• **ASSIGNED TASK**:
Would you print the data below exactly, leaving out every picture?

• **Extracted records**:
——
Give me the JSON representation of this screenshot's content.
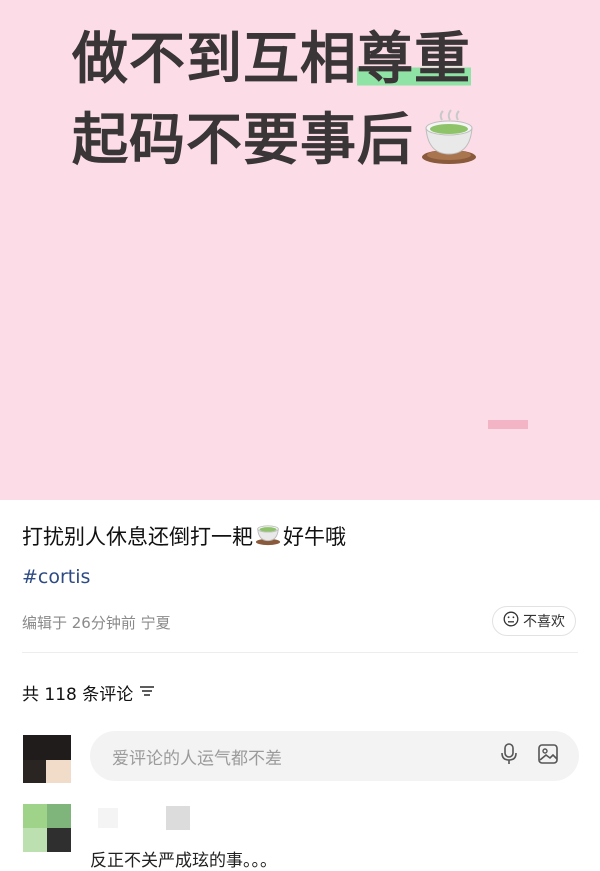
{
  "hero": {
    "line1_prefix": "做不到互相",
    "line1_highlight": "尊重",
    "line2": "起码不要事后",
    "line2_emoji": "tea-cup-icon",
    "background": "#fcdde7",
    "highlight_color": "#8fe3a4"
  },
  "post": {
    "title_before": "打扰别人休息还倒打一耙",
    "title_emoji": "tea-cup-icon",
    "title_after": "好牛哦",
    "hashtag": "#cortis",
    "meta": "编辑于 26分钟前 宁夏",
    "dislike_label": "不喜欢"
  },
  "comments": {
    "header": "共 118 条评论",
    "input_placeholder": "爱评论的人运气都不差",
    "items": [
      {
        "text": "反正不关严成玹的事。。。"
      }
    ]
  }
}
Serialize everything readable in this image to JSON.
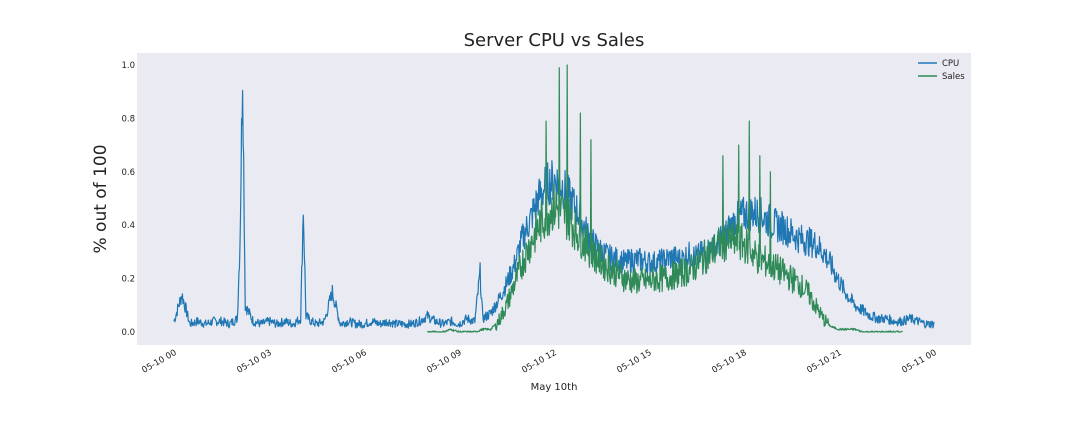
{
  "chart_data": {
    "type": "line",
    "title": "Server CPU vs Sales",
    "xlabel": "May 10th",
    "ylabel": "% out of 100",
    "xlim": [
      "05-10 00",
      "05-11 00"
    ],
    "ylim": [
      0,
      1.0
    ],
    "x_ticks": [
      "05-10 00",
      "05-10 03",
      "05-10 06",
      "05-10 09",
      "05-10 12",
      "05-10 15",
      "05-10 18",
      "05-10 21",
      "05-11 00"
    ],
    "y_ticks": [
      "0.0",
      "0.2",
      "0.4",
      "0.6",
      "0.8",
      "1.0"
    ],
    "grid": false,
    "legend_position": "top-right",
    "series": [
      {
        "name": "CPU",
        "color": "#1f77b4",
        "x": [
          "00:00",
          "00:15",
          "00:30",
          "00:45",
          "01:00",
          "01:15",
          "01:30",
          "01:45",
          "02:00",
          "02:05",
          "02:10",
          "02:15",
          "02:30",
          "02:45",
          "03:00",
          "03:15",
          "03:30",
          "03:45",
          "04:00",
          "04:05",
          "04:10",
          "04:20",
          "04:30",
          "04:45",
          "05:00",
          "05:15",
          "05:30",
          "05:45",
          "06:00",
          "06:15",
          "06:30",
          "06:45",
          "07:00",
          "07:15",
          "07:30",
          "07:45",
          "08:00",
          "08:15",
          "08:30",
          "08:45",
          "09:00",
          "09:15",
          "09:30",
          "09:40",
          "09:45",
          "10:00",
          "10:15",
          "10:30",
          "10:45",
          "11:00",
          "11:15",
          "11:30",
          "11:45",
          "12:00",
          "12:15",
          "12:30",
          "12:45",
          "13:00",
          "13:15",
          "13:30",
          "13:45",
          "14:00",
          "14:15",
          "14:30",
          "14:45",
          "15:00",
          "15:15",
          "15:30",
          "15:45",
          "16:00",
          "16:15",
          "16:30",
          "16:45",
          "17:00",
          "17:15",
          "17:30",
          "17:45",
          "18:00",
          "18:15",
          "18:30",
          "18:45",
          "19:00",
          "19:15",
          "19:30",
          "19:45",
          "20:00",
          "20:15",
          "20:30",
          "20:45",
          "21:00",
          "21:15",
          "21:30",
          "21:45",
          "22:00",
          "22:15",
          "22:30",
          "22:45",
          "23:00",
          "23:15",
          "23:30",
          "23:45",
          "24:00"
        ],
        "values": [
          0.04,
          0.14,
          0.03,
          0.04,
          0.03,
          0.04,
          0.04,
          0.03,
          0.05,
          0.34,
          1.0,
          0.1,
          0.04,
          0.03,
          0.04,
          0.03,
          0.04,
          0.03,
          0.05,
          0.47,
          0.06,
          0.04,
          0.03,
          0.04,
          0.15,
          0.03,
          0.04,
          0.03,
          0.03,
          0.04,
          0.03,
          0.04,
          0.03,
          0.03,
          0.03,
          0.04,
          0.06,
          0.04,
          0.03,
          0.04,
          0.03,
          0.05,
          0.04,
          0.22,
          0.05,
          0.07,
          0.12,
          0.18,
          0.25,
          0.35,
          0.42,
          0.5,
          0.55,
          0.57,
          0.55,
          0.5,
          0.45,
          0.38,
          0.33,
          0.3,
          0.28,
          0.27,
          0.26,
          0.27,
          0.27,
          0.26,
          0.26,
          0.27,
          0.28,
          0.27,
          0.29,
          0.28,
          0.3,
          0.31,
          0.34,
          0.38,
          0.42,
          0.44,
          0.45,
          0.44,
          0.42,
          0.4,
          0.39,
          0.37,
          0.35,
          0.34,
          0.33,
          0.3,
          0.25,
          0.19,
          0.14,
          0.1,
          0.08,
          0.06,
          0.05,
          0.05,
          0.04,
          0.04,
          0.05,
          0.04,
          0.03,
          0.03
        ]
      },
      {
        "name": "Sales",
        "color": "#2e8b57",
        "x": [
          "08:00",
          "08:15",
          "08:30",
          "08:45",
          "09:00",
          "09:15",
          "09:30",
          "09:45",
          "10:00",
          "10:15",
          "10:30",
          "10:45",
          "11:00",
          "11:15",
          "11:30",
          "11:45",
          "12:00",
          "12:15",
          "12:30",
          "12:45",
          "13:00",
          "13:15",
          "13:30",
          "13:45",
          "14:00",
          "14:15",
          "14:30",
          "14:45",
          "15:00",
          "15:15",
          "15:30",
          "15:45",
          "16:00",
          "16:15",
          "16:30",
          "16:45",
          "17:00",
          "17:15",
          "17:30",
          "17:45",
          "18:00",
          "18:15",
          "18:30",
          "18:45",
          "19:00",
          "19:15",
          "19:30",
          "19:45",
          "20:00",
          "20:15",
          "20:30",
          "20:45",
          "21:00",
          "21:15",
          "21:30",
          "21:45",
          "22:00",
          "22:15",
          "22:30",
          "22:45",
          "23:00"
        ],
        "values": [
          0.0,
          0.0,
          0.0,
          0.01,
          0.0,
          0.0,
          0.0,
          0.01,
          0.01,
          0.04,
          0.1,
          0.18,
          0.26,
          0.33,
          0.39,
          0.44,
          0.47,
          0.45,
          0.42,
          0.37,
          0.33,
          0.29,
          0.26,
          0.24,
          0.22,
          0.2,
          0.19,
          0.19,
          0.19,
          0.2,
          0.2,
          0.21,
          0.22,
          0.23,
          0.25,
          0.28,
          0.3,
          0.33,
          0.34,
          0.34,
          0.33,
          0.3,
          0.27,
          0.26,
          0.24,
          0.22,
          0.2,
          0.18,
          0.15,
          0.1,
          0.05,
          0.02,
          0.01,
          0.01,
          0.01,
          0.0,
          0.0,
          0.0,
          0.0,
          0.0,
          0.0
        ],
        "spikes": [
          {
            "x": "11:45",
            "value": 0.79
          },
          {
            "x": "12:10",
            "value": 0.99
          },
          {
            "x": "12:25",
            "value": 1.0
          },
          {
            "x": "12:50",
            "value": 0.82
          },
          {
            "x": "13:10",
            "value": 0.72
          },
          {
            "x": "17:20",
            "value": 0.66
          },
          {
            "x": "17:50",
            "value": 0.7
          },
          {
            "x": "18:10",
            "value": 0.79
          },
          {
            "x": "18:30",
            "value": 0.66
          },
          {
            "x": "18:50",
            "value": 0.6
          }
        ]
      }
    ]
  }
}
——
• **RESULT FOR THIS EXERCISE**:
Give me the JSON representation of this screenshot's content.
{
  "hero": {
    "line1_prefix": "做不到互相",
    "line1_highlight": "尊重",
    "line2": "起码不要事后",
    "line2_emoji": "tea-cup-icon",
    "background": "#fcdde7",
    "highlight_color": "#8fe3a4"
  },
  "post": {
    "title_before": "打扰别人休息还倒打一耙",
    "title_emoji": "tea-cup-icon",
    "title_after": "好牛哦",
    "hashtag": "#cortis",
    "meta": "编辑于 26分钟前 宁夏",
    "dislike_label": "不喜欢"
  },
  "comments": {
    "header": "共 118 条评论",
    "input_placeholder": "爱评论的人运气都不差",
    "items": [
      {
        "text": "反正不关严成玹的事。。。"
      }
    ]
  }
}
Serialize everything readable in this image to JSON.
{
  "chart_data": {
    "type": "line",
    "title": "Server CPU vs Sales",
    "xlabel": "May 10th",
    "ylabel": "% out of 100",
    "xlim": [
      "05-10 00",
      "05-11 00"
    ],
    "ylim": [
      0,
      1.0
    ],
    "x_ticks": [
      "05-10 00",
      "05-10 03",
      "05-10 06",
      "05-10 09",
      "05-10 12",
      "05-10 15",
      "05-10 18",
      "05-10 21",
      "05-11 00"
    ],
    "y_ticks": [
      "0.0",
      "0.2",
      "0.4",
      "0.6",
      "0.8",
      "1.0"
    ],
    "grid": false,
    "legend_position": "top-right",
    "series": [
      {
        "name": "CPU",
        "color": "#1f77b4",
        "x": [
          "00:00",
          "00:15",
          "00:30",
          "00:45",
          "01:00",
          "01:15",
          "01:30",
          "01:45",
          "02:00",
          "02:05",
          "02:10",
          "02:15",
          "02:30",
          "02:45",
          "03:00",
          "03:15",
          "03:30",
          "03:45",
          "04:00",
          "04:05",
          "04:10",
          "04:20",
          "04:30",
          "04:45",
          "05:00",
          "05:15",
          "05:30",
          "05:45",
          "06:00",
          "06:15",
          "06:30",
          "06:45",
          "07:00",
          "07:15",
          "07:30",
          "07:45",
          "08:00",
          "08:15",
          "08:30",
          "08:45",
          "09:00",
          "09:15",
          "09:30",
          "09:40",
          "09:45",
          "10:00",
          "10:15",
          "10:30",
          "10:45",
          "11:00",
          "11:15",
          "11:30",
          "11:45",
          "12:00",
          "12:15",
          "12:30",
          "12:45",
          "13:00",
          "13:15",
          "13:30",
          "13:45",
          "14:00",
          "14:15",
          "14:30",
          "14:45",
          "15:00",
          "15:15",
          "15:30",
          "15:45",
          "16:00",
          "16:15",
          "16:30",
          "16:45",
          "17:00",
          "17:15",
          "17:30",
          "17:45",
          "18:00",
          "18:15",
          "18:30",
          "18:45",
          "19:00",
          "19:15",
          "19:30",
          "19:45",
          "20:00",
          "20:15",
          "20:30",
          "20:45",
          "21:00",
          "21:15",
          "21:30",
          "21:45",
          "22:00",
          "22:15",
          "22:30",
          "22:45",
          "23:00",
          "23:15",
          "23:30",
          "23:45",
          "24:00"
        ],
        "values": [
          0.04,
          0.14,
          0.03,
          0.04,
          0.03,
          0.04,
          0.04,
          0.03,
          0.05,
          0.34,
          1.0,
          0.1,
          0.04,
          0.03,
          0.04,
          0.03,
          0.04,
          0.03,
          0.05,
          0.47,
          0.06,
          0.04,
          0.03,
          0.04,
          0.15,
          0.03,
          0.04,
          0.03,
          0.03,
          0.04,
          0.03,
          0.04,
          0.03,
          0.03,
          0.03,
          0.04,
          0.06,
          0.04,
          0.03,
          0.04,
          0.03,
          0.05,
          0.04,
          0.22,
          0.05,
          0.07,
          0.12,
          0.18,
          0.25,
          0.35,
          0.42,
          0.5,
          0.55,
          0.57,
          0.55,
          0.5,
          0.45,
          0.38,
          0.33,
          0.3,
          0.28,
          0.27,
          0.26,
          0.27,
          0.27,
          0.26,
          0.26,
          0.27,
          0.28,
          0.27,
          0.29,
          0.28,
          0.3,
          0.31,
          0.34,
          0.38,
          0.42,
          0.44,
          0.45,
          0.44,
          0.42,
          0.4,
          0.39,
          0.37,
          0.35,
          0.34,
          0.33,
          0.3,
          0.25,
          0.19,
          0.14,
          0.1,
          0.08,
          0.06,
          0.05,
          0.05,
          0.04,
          0.04,
          0.05,
          0.04,
          0.03,
          0.03
        ]
      },
      {
        "name": "Sales",
        "color": "#2e8b57",
        "x": [
          "08:00",
          "08:15",
          "08:30",
          "08:45",
          "09:00",
          "09:15",
          "09:30",
          "09:45",
          "10:00",
          "10:15",
          "10:30",
          "10:45",
          "11:00",
          "11:15",
          "11:30",
          "11:45",
          "12:00",
          "12:15",
          "12:30",
          "12:45",
          "13:00",
          "13:15",
          "13:30",
          "13:45",
          "14:00",
          "14:15",
          "14:30",
          "14:45",
          "15:00",
          "15:15",
          "15:30",
          "15:45",
          "16:00",
          "16:15",
          "16:30",
          "16:45",
          "17:00",
          "17:15",
          "17:30",
          "17:45",
          "18:00",
          "18:15",
          "18:30",
          "18:45",
          "19:00",
          "19:15",
          "19:30",
          "19:45",
          "20:00",
          "20:15",
          "20:30",
          "20:45",
          "21:00",
          "21:15",
          "21:30",
          "21:45",
          "22:00",
          "22:15",
          "22:30",
          "22:45",
          "23:00"
        ],
        "values": [
          0.0,
          0.0,
          0.0,
          0.01,
          0.0,
          0.0,
          0.0,
          0.01,
          0.01,
          0.04,
          0.1,
          0.18,
          0.26,
          0.33,
          0.39,
          0.44,
          0.47,
          0.45,
          0.42,
          0.37,
          0.33,
          0.29,
          0.26,
          0.24,
          0.22,
          0.2,
          0.19,
          0.19,
          0.19,
          0.2,
          0.2,
          0.21,
          0.22,
          0.23,
          0.25,
          0.28,
          0.3,
          0.33,
          0.34,
          0.34,
          0.33,
          0.3,
          0.27,
          0.26,
          0.24,
          0.22,
          0.2,
          0.18,
          0.15,
          0.1,
          0.05,
          0.02,
          0.01,
          0.01,
          0.01,
          0.0,
          0.0,
          0.0,
          0.0,
          0.0,
          0.0
        ],
        "spikes": [
          {
            "x": "11:45",
            "value": 0.79
          },
          {
            "x": "12:10",
            "value": 0.99
          },
          {
            "x": "12:25",
            "value": 1.0
          },
          {
            "x": "12:50",
            "value": 0.82
          },
          {
            "x": "13:10",
            "value": 0.72
          },
          {
            "x": "17:20",
            "value": 0.66
          },
          {
            "x": "17:50",
            "value": 0.7
          },
          {
            "x": "18:10",
            "value": 0.79
          },
          {
            "x": "18:30",
            "value": 0.66
          },
          {
            "x": "18:50",
            "value": 0.6
          }
        ]
      }
    ]
  }
}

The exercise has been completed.